By eleven hundred and four 1704 dred and nine 1109 visits received,
paid, Due to balance, 595
1704 * This gentlewoman is a woman of great economy, and was not afraid to go to the bottom of her affairs; and, therefore, ordered her apprentice to give her credit for my Lady Easy's impertinent visits upon wrong days, and deduct only twelve per cent. He
had orders also to subtract one and a half from the whole of such as she had denied herself to before she kept a day; and after taking those proper articles of credit on her side, she was in arrear but five hundred. She ordered her husband to buy in a couple of fresh coach-horses; and with no other loss than the death of two footmen, and a churchyard cough brought upon her coachman, she was clear in the world on the tenth of February last, and keeps so before-hand, that she pays every body their own, and yet makes daily new acquaintances.'

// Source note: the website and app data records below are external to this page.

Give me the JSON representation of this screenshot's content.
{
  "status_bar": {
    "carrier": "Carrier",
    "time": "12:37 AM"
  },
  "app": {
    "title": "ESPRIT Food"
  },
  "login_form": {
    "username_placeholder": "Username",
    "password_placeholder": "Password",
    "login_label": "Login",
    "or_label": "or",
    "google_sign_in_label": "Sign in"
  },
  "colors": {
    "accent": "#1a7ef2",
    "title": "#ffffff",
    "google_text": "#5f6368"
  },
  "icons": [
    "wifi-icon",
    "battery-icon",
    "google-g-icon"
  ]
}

I know not whether this agreeable visitant was fired with the example of the lady I told her of, but she immediately vanished out of my sight, it being, it seems, as necessary a point of good-breeding, to go off as if you stole something out of the house, as it is to enter as if you came to fire it. I do not know one thing that contributes so much to the lessening the esteem men of sense have to the fair sex, as this article of visits. A young lady cannot be married, but all impertinents in town must be beating the tattoo from one quarter of the town to the other, to shew they know what passes. If a man of honour should once in an age marry a woman of merit for her intrinsic value, the envious things are all in motion in an instant, to make it known to the sisterhood as an indiscretion, and published to the town how many pounds he might have had to have been troubled with one of them. After they are tired with that, the next thing is, to make their compliments to the married couple and their relations. They are equally busy at a funeral, and the death of a person of quality is always attended with the murder of several sets of coach-horses and chairmen. In both cases, the visitants are wholly unaf fected, either with joy or sorrow.

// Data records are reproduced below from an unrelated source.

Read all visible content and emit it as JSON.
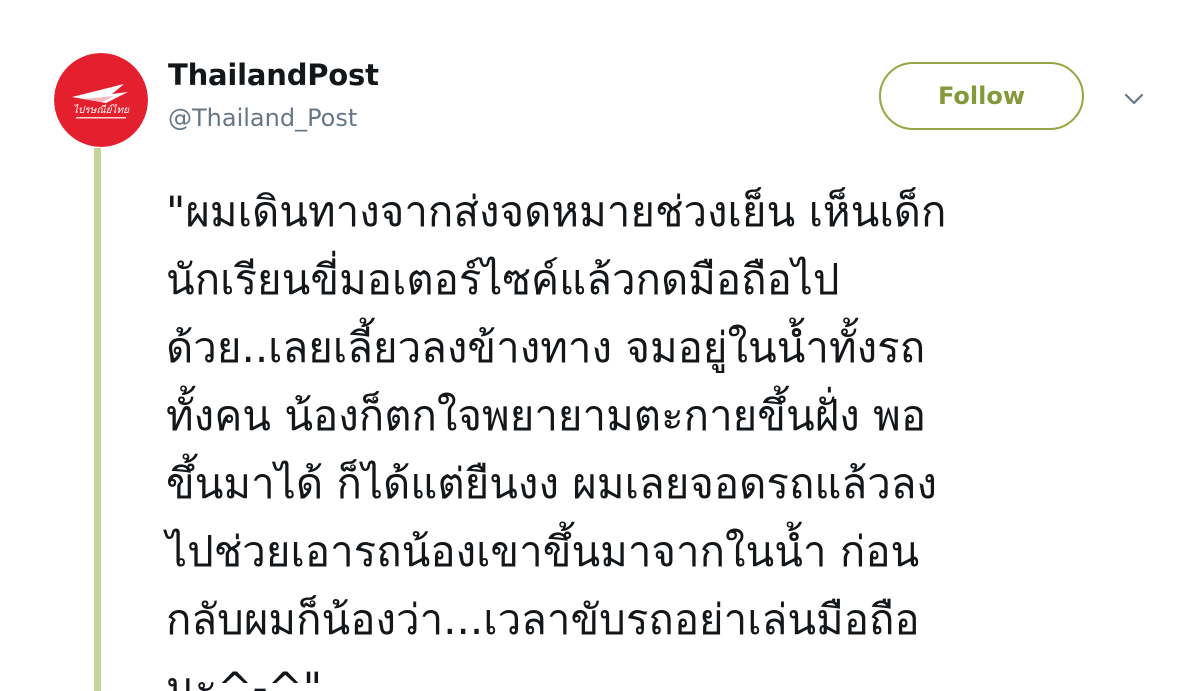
{
  "user": {
    "display_name": "ThailandPost",
    "handle": "@Thailand_Post",
    "avatar": {
      "icon": "thailand-post-logo-icon",
      "logo_text": "ไปรษณีย์ไทย",
      "background_color": "#e5202e"
    }
  },
  "actions": {
    "follow_label": "Follow",
    "menu_icon": "chevron-down-icon"
  },
  "tweet": {
    "lines": [
      "\"ผมเดินทางจากส่งจดหมายช่วงเย็น เห็นเด็ก",
      "นักเรียนขี่มอเตอร์ไซค์แล้วกดมือถือไป",
      "ด้วย..เลยเลี้ยวลงข้างทาง จมอยู่ในน้ำทั้งรถ",
      "ทั้งคน น้องก็ตกใจพยายามตะกายขึ้นฝั่ง พอ",
      "ขึ้นมาได้ ก็ได้แต่ยืนงง ผมเลยจอดรถแล้วลง",
      "ไปช่วยเอารถน้องเขาขึ้นมาจากในน้ำ ก่อน",
      "กลับผมก็น้องว่า...เวลาขับรถอย่าเล่นมือถือ",
      "นะ^-^\""
    ]
  },
  "colors": {
    "accent": "#86993a",
    "thread_line": "#c5d49a",
    "handle": "#657786",
    "text": "#14171a"
  }
}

For which reason, their congratulations and condolences are equally,
words of course; and one would be thought wonderfully ill-bred, that should build upon such expressions as encouragements to expect from them any instance of friendship.
Thus are the true causes of living, and the solid pleasures of life, lost in show, imposture, and im. pertinence. As for my part, I think most of the misfortunes in families arise from the trifling way the women have in spending their time, and gratifying only their
instead of their reason and understanding.
A fine young woman, bred under a visiting mother, knows all that is possible for her to be acquainted with by report, and sees the virtuous and the vicious used so indifferently, that the fears she is born with are abated, and desires indulged, in proportion to her love of that light and trifling conversation. I know I talk like an old man; but I must go on to say, that I think the general reception of mixed company, and the pretty fellows that are admitted at those assemblies, give a young woman so false an idea of life, that she is generally bred up with a scorn of that sort of merit in a man, which only can make her happy in marriage; and the wretch to whose lot she falls, very often receives in his arms a coquette, with the refuse of a heart long before given away to a coxcomb.
*** Having received from the society of Upholders sundry complaints of the obstinate and refractory behaviour of several dead persons, who have beed guilty of very great outrages and disorders, and by that means elapsed the proper time of their interment; and having on the other hand received many appeals from the aforesaid dead persons, wherein they desire to be heard before such their